You should also take a good look at the results for the individual games, though. With anti-aliasing, the HD 4850 in CrossFire is faster at many resolutions. For example, Mass Effect running at 1920x1200 with 4xAA achieves 38.6 fps with the HD 4870, but hits 50.2 fps with the HD 4850 CrossFire. World in Conflict at 1920x1200 with 4xAA runs at 34.8 fps on the HD 4870, but 44.5 fps with the HD 4850 in CrossFire.
In 2D mode, the power consumption of the entire system increases to 177 watts. Under full 3D load, it is 367 watts, which is 79 watts more than an individual HD 4870 requires. Anyone who wishes to operate AMD’s Radeon HD 4870 in CrossFire mode will need a solid power supply with between 300 and 340 watts and 25 to 28 A on the 12 volt rail for a standard system.

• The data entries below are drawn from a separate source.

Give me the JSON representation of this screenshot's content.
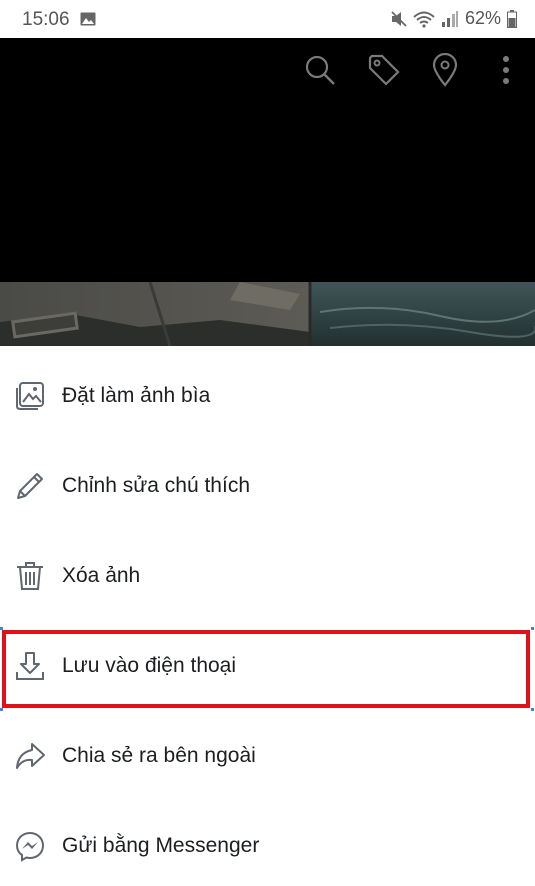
{
  "status_bar": {
    "time": "15:06",
    "battery": "62%"
  },
  "photo_toolbar": {
    "icons": [
      "search-icon",
      "tag-icon",
      "location-icon",
      "more-vertical-icon"
    ]
  },
  "menu": {
    "items": [
      {
        "label": "Đặt làm ảnh bìa",
        "icon": "cover-photo-icon"
      },
      {
        "label": "Chỉnh sửa chú thích",
        "icon": "pencil-icon"
      },
      {
        "label": "Xóa ảnh",
        "icon": "trash-icon"
      },
      {
        "label": "Lưu vào điện thoại",
        "icon": "download-icon"
      },
      {
        "label": "Chia sẻ ra bên ngoài",
        "icon": "share-icon"
      },
      {
        "label": "Gửi bằng Messenger",
        "icon": "messenger-icon"
      }
    ],
    "highlighted_index": 3
  },
  "colors": {
    "highlight": "#e0111b",
    "text": "#1c1e21",
    "icon": "#606770"
  }
}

In 2D mode, the paired cards are nice and quiet at just 36.3 dB(A). Only when under full load does the noise increase to a significantly louder 46 dB(A), which is also achieved by a single HD 4870. The temperatures are two degrees higher in 2D mode (for CrossFire) versus a single card. You need to remember though, that from now on you have two substantial heat sources tucked away in your PC case. Even with very good ventilation, the temperature of the remaining components should be checked frequently.